Despite the sudden rush in popularity in pellet grills, Wilmes said gas grills are still, by far, the most common. Both efficient and convenient, gas grills are easier to set up than their charcoal counterparts. But Wilmes still has customers who prefer the tastes and flavor profiles of food made on a charcoal grill.
“There are different kinds of meats they like better on a charcoal grill – mainly lots of poultry,” he said.
NOTE YOUR SURFACE AREA
When Wilmes was showing me around the lawn and garden department, we came across what I thought was a heavy duty gas grill – I believe the word I used to describe it was “massive.” To which Wilmes sort of chuckled and said, “You say ‘massive,’ but right now that’s kind of the standard size.”
Really? But from the looks of the Weber-brand unit, I could fit an entire meal or two on large cookie grate. Wilmes informed me that was the point. In fact, more customers are seeking grills able to cook entire meals all in one sitting. Which means there are even bigger grills than that “massive,” standard-sized unit Wilmes had me look at.
“You’re starting to see more and more people cook an entire meal on the grill,” he said. “You can cook your meat on here. Sweet corn on a grill is very popular on here. They leave it right on the husks, but if you’re going to do that you’re going to need a big area.”

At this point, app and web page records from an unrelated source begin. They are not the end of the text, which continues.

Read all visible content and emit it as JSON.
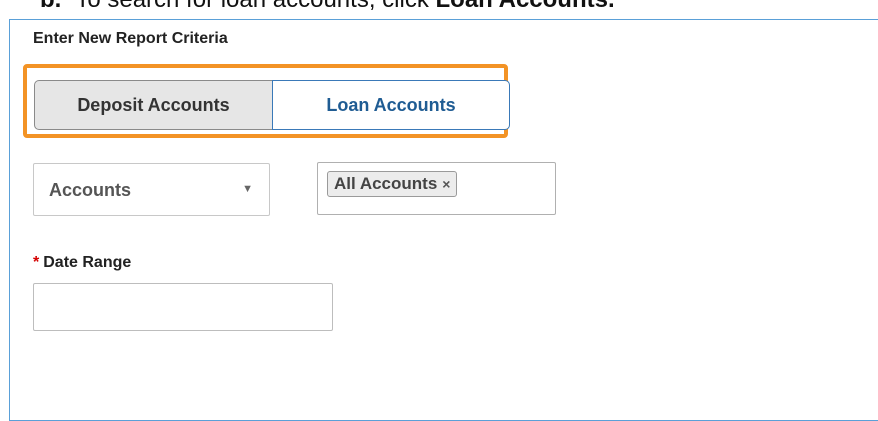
{
  "instruction": {
    "step": "b.",
    "text": "To search for loan accounts, click",
    "target": "Loan Accounts."
  },
  "panel": {
    "title": "Enter New Report Criteria"
  },
  "account_type_toggle": {
    "deposit_label": "Deposit Accounts",
    "loan_label": "Loan Accounts",
    "selected": "Deposit Accounts"
  },
  "filter": {
    "select_value": "Accounts",
    "tag_label": "All Accounts",
    "tag_remove": "×"
  },
  "date_range": {
    "required_marker": "*",
    "label": "Date Range",
    "value": ""
  },
  "colors": {
    "highlight": "#f39325",
    "loan_text": "#1f5c93",
    "panel_border": "#5aa0d8",
    "required": "#d40000"
  }
}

FIND A GRILL TO KEEP
Wilmes owns a Traeger-brand pellet grill and a Weber-brand gas grill at home. The latter, he said, is probably about 15 years old and works just as well as it did the day he bought it new.
“I think I’ve put one set of flavor bars in it,” Wilmes said. “They take a pretty good beating, but it still has the original grates.”
Which is perfect when Wilmes wants to sear fish right on top of the grill or cook salmon on cedar planks. The manager remembered a customer he helped awhile back. A woman stopped by the shop looking for a grill to purchase but didn’t want to spend too much money.
“She was leaning on one of the Webers when she was talking,” Wilmes recalled. “She said, ‘I’m so sick of spending $150 for three years and then I spend another $150 for three years. Haven’t you got anything that won’t do that?’ I said, yeah, you’re leaning on it.”
Wilmes said she ended up buying the grill and expects she still uses it. That was 15 years ago. Knowing which grill is going to stand the test of time takes a bit of research. So doing homework or asking around will likely help a final purchase. Wilmes said a good way to decide is to find a grill that has ways in which customers can purchase parts for repairs.
"The best advice I can give to somebody is if you're going to spend your hard-earned money on a grill, find a grill that you can get parts for," he said. "It's always been frustrating when someone comes in with a grill they got somewhere and they can't find burners and can't find grates for it. It's kind of a shame to be a disposable society."